IRAN. DEATH PENALTY REQUEST BY NOBEL LAUREATE ATTORNEY SPARKS CRITICISM
|Nobel Prize laureate Shirin Ebadi
June 13, 2007: The news that a young man has been executed in Tehran for raping and killing a woman has been met with surprise and criticism by progressive Iranians not because of the sentence - Iran ranks second after China for the number of executions carried out - but because the attorney who reportedly demanded capital punishment on behalf of the victim's family is Nobel Peace laureate Shirin Ebadi, an anti-death penalty campaigner. Mohammed Safar was hanged a few days ago at Tehran's Evin prison.
Iranian blogs, mostly those of women's rights activists, have harshly condemned Ebadi.
"Someone like her who is a campaigner for peace and justice cannot support the request for the death penalty asked by the family's victim," wrote on her blog women's rights activist Assieh Amini.
Ebadi's office in Tehran contacted by Adnkronos International (AKI) refused to comment the reports.
A graduate of Tehran University, Shirin Ebadi, 60, was the first female judge in her country, serving as president of the Tehran city court, from 1975.
However, after the 1979 Islamic revolution she was forced to resign when it was decided that women were not suitable for such posts.
Ebadi then established a law practice, taking on politically sensitive cases many Iranian lawyers were afraid to touch.

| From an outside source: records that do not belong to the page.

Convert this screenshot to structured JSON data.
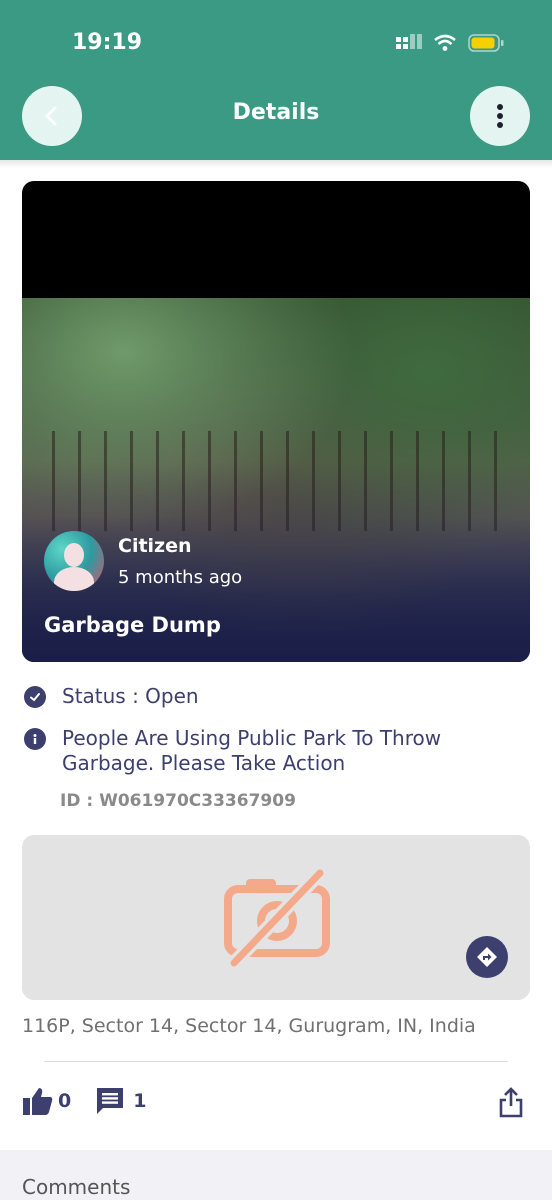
{
  "status_bar": {
    "time": "19:19"
  },
  "header": {
    "title": "Details"
  },
  "post": {
    "author": "Citizen",
    "posted": "5 months ago",
    "title": "Garbage Dump",
    "status": "Status : Open",
    "description": "People Are Using Public Park To Throw Garbage. Please Take Action",
    "id": "ID : W061970C33367909",
    "address": "116P, Sector 14, Sector 14, Gurugram, IN, India"
  },
  "actions": {
    "likes": "0",
    "comments": "1"
  },
  "comments": {
    "label": "Comments"
  },
  "colors": {
    "brand": "#3a9a83",
    "accent": "#3d3f6e",
    "placeholder": "#f5a98b"
  },
  "icons": [
    "back-arrow-icon",
    "more-vert-icon",
    "check-circle-icon",
    "info-icon",
    "no-image-icon",
    "directions-icon",
    "thumb-up-icon",
    "comment-icon",
    "share-icon"
  ]
}
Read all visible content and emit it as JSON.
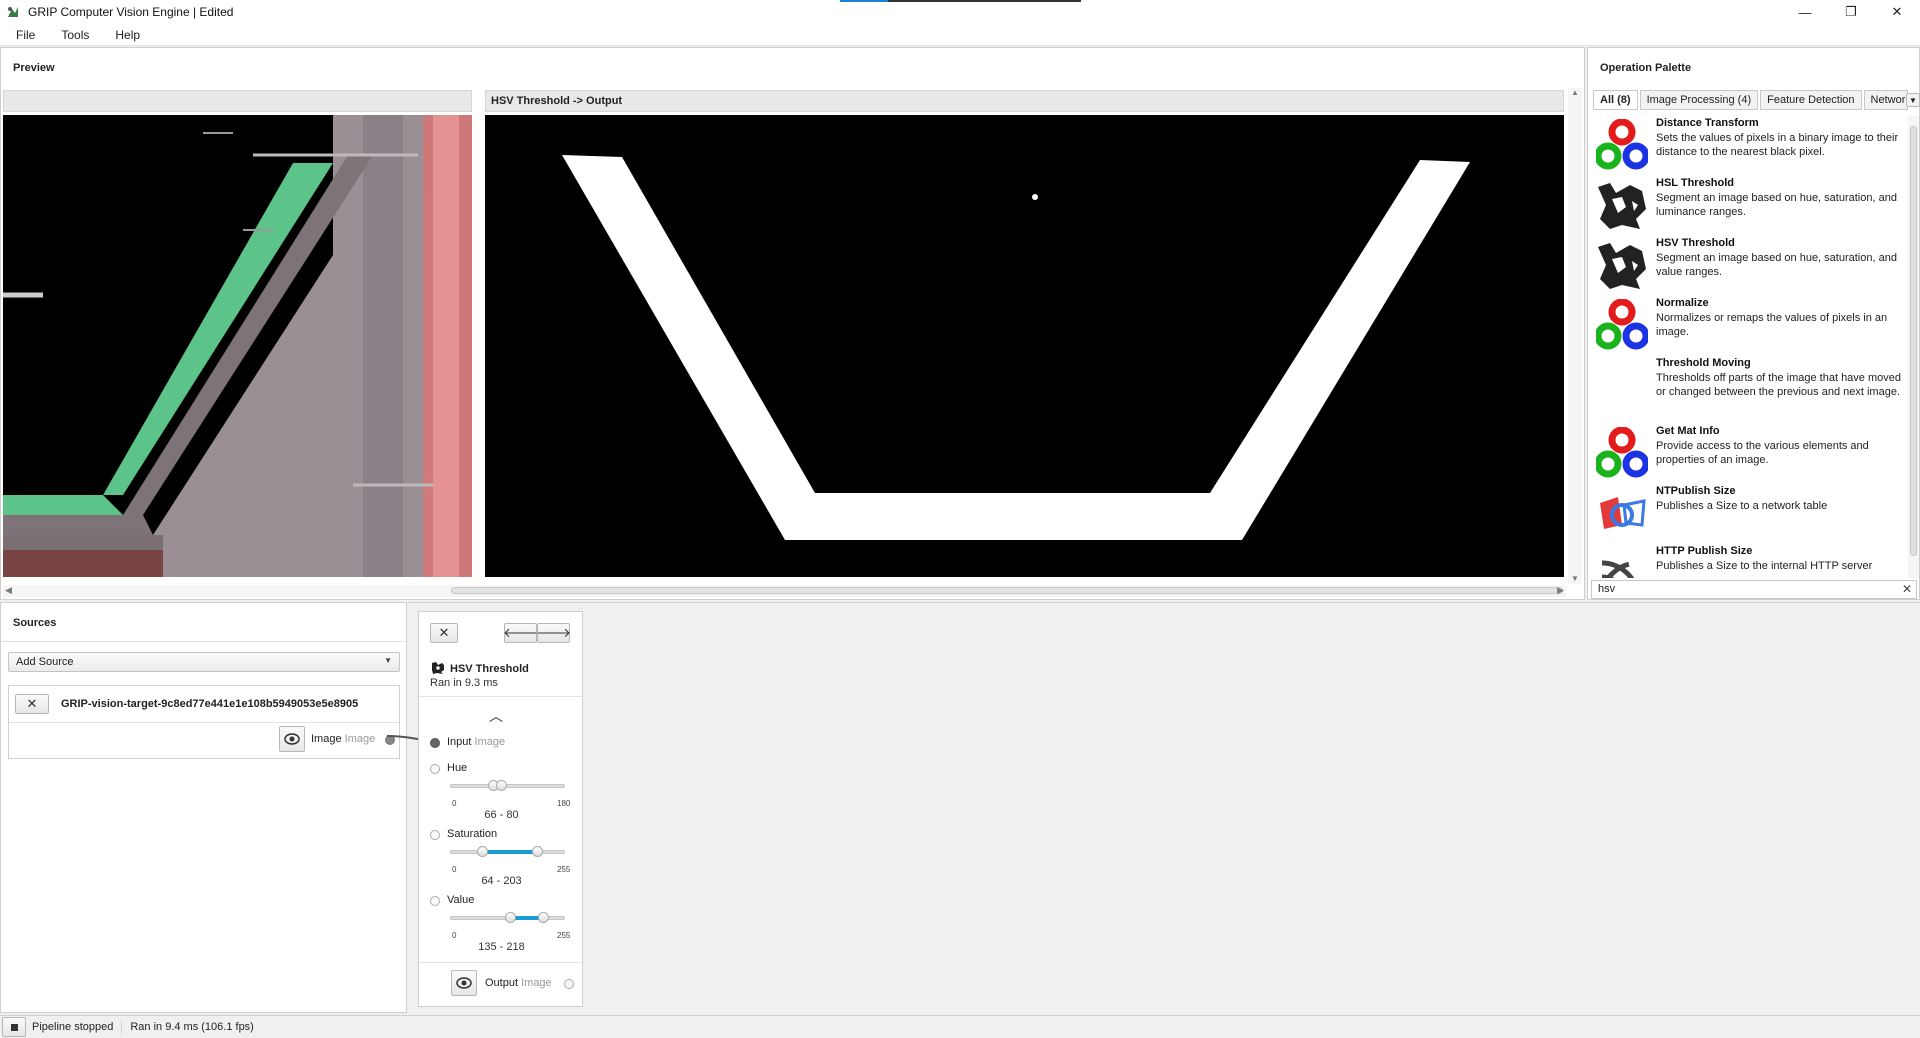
{
  "window": {
    "title": "GRIP Computer Vision Engine | Edited",
    "minimize": "—",
    "restore": "❐",
    "close": "✕"
  },
  "menu": [
    "File",
    "Tools",
    "Help"
  ],
  "preview": {
    "title": "Preview",
    "output_header": "HSV Threshold -> Output"
  },
  "palette": {
    "title": "Operation Palette",
    "tabs": [
      "All (8)",
      "Image Processing (4)",
      "Feature Detection",
      "Network"
    ],
    "search_value": "hsv",
    "operations": [
      {
        "name": "Distance Transform",
        "description": "Sets the values of pixels in a binary image to their distance to the nearest black pixel.",
        "icon": "opencv-icon"
      },
      {
        "name": "HSL Threshold",
        "description": "Segment an image based on hue, saturation, and luminance ranges.",
        "icon": "threshold-icon"
      },
      {
        "name": "HSV Threshold",
        "description": "Segment an image based on hue, saturation, and value ranges.",
        "icon": "threshold-icon"
      },
      {
        "name": "Normalize",
        "description": "Normalizes or remaps the values of pixels in an image.",
        "icon": "opencv-icon"
      },
      {
        "name": "Threshold Moving",
        "description": "Thresholds off parts of the image that have moved or changed between the previous and next image.",
        "icon": "none"
      },
      {
        "name": "Get Mat Info",
        "description": "Provide access to the various elements and properties of an image.",
        "icon": "opencv-icon"
      },
      {
        "name": "NTPublish Size",
        "description": "Publishes a Size to a network table",
        "icon": "first-logo-icon"
      },
      {
        "name": "HTTP Publish Size",
        "description": "Publishes a Size to the internal HTTP server",
        "icon": "wifi-icon"
      }
    ]
  },
  "sources": {
    "title": "Sources",
    "add_source": "Add Source",
    "source_name": "GRIP-vision-target-9c8ed77e441e1e108b5949053e5e8905",
    "socket_label": "Image",
    "socket_type": "Image"
  },
  "step": {
    "title": "HSV Threshold",
    "time": "Ran in 9.3 ms",
    "input_label": "Input",
    "input_type": "Image",
    "hue": {
      "label": "Hue",
      "min": "0",
      "max": "180",
      "range": "66 - 80",
      "low": 66,
      "high": 80,
      "scale": 180
    },
    "saturation": {
      "label": "Saturation",
      "min": "0",
      "max": "255",
      "range": "64 - 203",
      "low": 64,
      "high": 203,
      "scale": 255
    },
    "value": {
      "label": "Value",
      "min": "0",
      "max": "255",
      "range": "135 - 218",
      "low": 135,
      "high": 218,
      "scale": 255
    },
    "output_label": "Output",
    "output_type": "Image"
  },
  "status": {
    "pipeline": "Pipeline stopped",
    "timing": "Ran in 9.4 ms (106.1 fps)"
  },
  "colors": {
    "accent": "#1c9ad6",
    "target_green": "#5cc489",
    "led_red": "#e8535a"
  }
}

She was awarded the Nobel Peace Prize in 2003 for her efforts to stop among other things political imprisonment, gender discrimination and the death penalty in Iran. (Sources: Aki, 13/06/2007)